With 11 weeks, you’ve got plenty of time to build from 2 to 3-3:30 long runs and get a couple of your longest runs in, even if you take a week or two to recover from the 70.3. You can still bike or swim for recovery between your key run sessions if you want to.
Almost 9 months is a long, long time to run marathon volume, especially when a good portion of that time you’re training for another event altogether. Earlier this year, I raced my A 70.3 and got a good result. I scheduled a C type half marathon 8 weeks later where, building off my fitness from the 70.3, I wanted to go after a PR on a flat fast course. Turned out, after my 70.3, I had little desire to train for the half marathon. I can’t imagine how I would’ve felt with that much more run volume already banked. So even if you physically can handle that training load - and then build off of it - I think most people would struggle to remain motivated.

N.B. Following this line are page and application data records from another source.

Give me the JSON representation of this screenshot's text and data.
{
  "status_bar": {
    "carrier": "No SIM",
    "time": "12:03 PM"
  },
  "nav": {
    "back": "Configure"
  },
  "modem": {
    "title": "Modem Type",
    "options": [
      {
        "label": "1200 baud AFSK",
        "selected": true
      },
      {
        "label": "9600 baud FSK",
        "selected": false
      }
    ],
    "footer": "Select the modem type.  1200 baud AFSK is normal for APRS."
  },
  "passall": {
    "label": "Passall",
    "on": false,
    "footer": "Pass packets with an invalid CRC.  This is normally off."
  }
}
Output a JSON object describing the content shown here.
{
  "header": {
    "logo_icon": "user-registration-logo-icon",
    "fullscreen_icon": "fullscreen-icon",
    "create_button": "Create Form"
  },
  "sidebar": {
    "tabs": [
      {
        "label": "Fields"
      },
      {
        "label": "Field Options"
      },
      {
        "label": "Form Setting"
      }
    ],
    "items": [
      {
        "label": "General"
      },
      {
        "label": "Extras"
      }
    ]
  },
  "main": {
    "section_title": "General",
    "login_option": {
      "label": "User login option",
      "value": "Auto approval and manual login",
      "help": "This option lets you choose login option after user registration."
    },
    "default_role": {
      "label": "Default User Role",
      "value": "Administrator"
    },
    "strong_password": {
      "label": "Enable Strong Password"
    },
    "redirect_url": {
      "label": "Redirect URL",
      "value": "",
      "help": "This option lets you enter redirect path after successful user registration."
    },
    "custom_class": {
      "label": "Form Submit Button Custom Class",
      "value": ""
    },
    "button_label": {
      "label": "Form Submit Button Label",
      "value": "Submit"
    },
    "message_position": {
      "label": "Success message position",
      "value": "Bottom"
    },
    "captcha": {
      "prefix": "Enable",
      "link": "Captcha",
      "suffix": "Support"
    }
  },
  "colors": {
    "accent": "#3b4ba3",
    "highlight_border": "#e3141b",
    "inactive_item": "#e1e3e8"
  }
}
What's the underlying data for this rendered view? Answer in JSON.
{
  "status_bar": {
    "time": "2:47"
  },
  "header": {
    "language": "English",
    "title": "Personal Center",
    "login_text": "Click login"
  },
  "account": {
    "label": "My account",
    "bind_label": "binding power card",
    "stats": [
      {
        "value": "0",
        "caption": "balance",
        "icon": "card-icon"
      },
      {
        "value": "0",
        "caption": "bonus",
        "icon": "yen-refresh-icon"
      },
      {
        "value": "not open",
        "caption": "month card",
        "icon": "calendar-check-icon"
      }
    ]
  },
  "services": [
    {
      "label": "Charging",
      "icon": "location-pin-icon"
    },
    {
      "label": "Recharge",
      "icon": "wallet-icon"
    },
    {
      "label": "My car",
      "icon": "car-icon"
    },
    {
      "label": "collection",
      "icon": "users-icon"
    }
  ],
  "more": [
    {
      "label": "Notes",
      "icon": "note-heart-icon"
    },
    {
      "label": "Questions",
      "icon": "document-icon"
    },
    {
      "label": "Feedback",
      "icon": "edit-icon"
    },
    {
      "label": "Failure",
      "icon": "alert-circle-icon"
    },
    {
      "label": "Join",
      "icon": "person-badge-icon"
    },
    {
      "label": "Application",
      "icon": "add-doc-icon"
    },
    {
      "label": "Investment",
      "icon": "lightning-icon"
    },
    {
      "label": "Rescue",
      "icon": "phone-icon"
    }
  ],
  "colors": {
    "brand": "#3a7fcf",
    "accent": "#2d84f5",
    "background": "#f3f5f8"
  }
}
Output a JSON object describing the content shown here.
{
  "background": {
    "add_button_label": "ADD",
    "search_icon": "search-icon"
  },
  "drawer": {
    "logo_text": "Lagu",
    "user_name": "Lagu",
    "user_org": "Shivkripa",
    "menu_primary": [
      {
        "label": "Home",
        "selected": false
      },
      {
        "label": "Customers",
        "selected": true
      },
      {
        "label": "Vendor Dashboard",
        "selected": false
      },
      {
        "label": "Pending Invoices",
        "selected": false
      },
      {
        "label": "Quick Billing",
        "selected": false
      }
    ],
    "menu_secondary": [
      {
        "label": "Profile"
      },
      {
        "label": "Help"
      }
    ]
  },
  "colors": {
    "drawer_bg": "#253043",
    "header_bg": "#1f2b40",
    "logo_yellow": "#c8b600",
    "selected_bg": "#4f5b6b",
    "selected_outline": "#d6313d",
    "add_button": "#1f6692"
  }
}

All due respect to the plan the user above spelled out - which obviously worked for them - remember that they weren’t training for a triathlon while doing that plan. If they skipped strength or skipped the bike, it had no impact on their goal event. You’re going to be training all three sports for a competition, doing a lot of two a days, and if you skip a lot of workouts, your performance at your goal event will suffer for it.